■ **TASK ITEM**: Scan the material for the string "comment" and copy out every line in which it occurs.

■ **MATERIAL PROVIDED**:
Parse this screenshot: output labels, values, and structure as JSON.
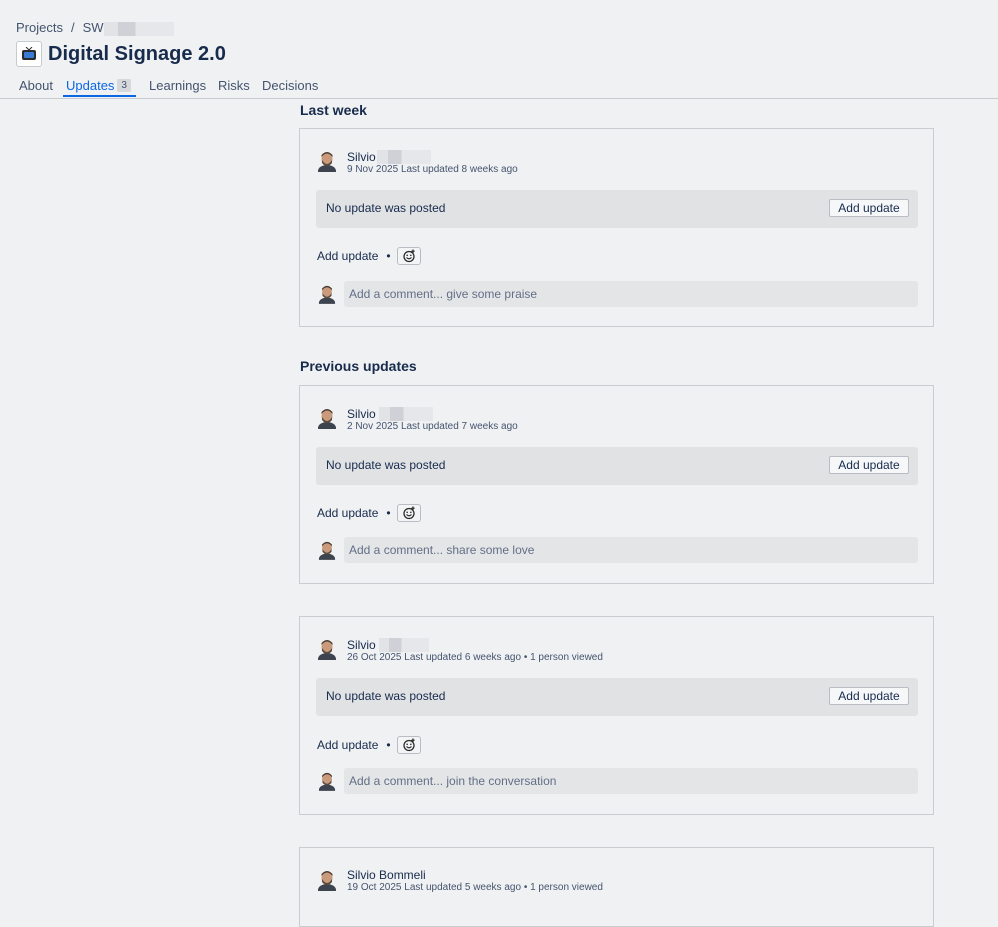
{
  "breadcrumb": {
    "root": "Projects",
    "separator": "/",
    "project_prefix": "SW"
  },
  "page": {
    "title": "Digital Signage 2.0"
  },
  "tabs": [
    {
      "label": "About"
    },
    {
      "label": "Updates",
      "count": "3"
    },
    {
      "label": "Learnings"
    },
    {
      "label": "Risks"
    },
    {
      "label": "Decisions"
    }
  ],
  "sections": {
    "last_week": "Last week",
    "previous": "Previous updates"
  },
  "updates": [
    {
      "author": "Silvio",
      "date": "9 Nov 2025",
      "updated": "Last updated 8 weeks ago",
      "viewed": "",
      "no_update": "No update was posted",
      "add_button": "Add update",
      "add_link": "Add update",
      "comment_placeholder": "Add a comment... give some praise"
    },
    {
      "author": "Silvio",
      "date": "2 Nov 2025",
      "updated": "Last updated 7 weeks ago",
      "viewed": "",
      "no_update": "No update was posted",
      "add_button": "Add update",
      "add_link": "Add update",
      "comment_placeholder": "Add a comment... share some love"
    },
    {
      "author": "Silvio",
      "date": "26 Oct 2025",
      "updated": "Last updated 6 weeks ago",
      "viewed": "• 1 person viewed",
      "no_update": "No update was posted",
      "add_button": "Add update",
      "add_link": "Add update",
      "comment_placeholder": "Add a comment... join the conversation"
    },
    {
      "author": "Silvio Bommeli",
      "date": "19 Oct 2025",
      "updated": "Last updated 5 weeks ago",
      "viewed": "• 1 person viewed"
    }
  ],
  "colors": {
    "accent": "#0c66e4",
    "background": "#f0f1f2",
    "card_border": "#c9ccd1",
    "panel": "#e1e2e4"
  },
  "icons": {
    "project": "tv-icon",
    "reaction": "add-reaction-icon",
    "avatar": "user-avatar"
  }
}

■ **EXERCISE SOLUTION**:
      "comment_placeholder": "Add a comment... give some praise"
      "comment_placeholder": "Add a comment... share some love"
      "comment_placeholder": "Add a comment... join the conversation"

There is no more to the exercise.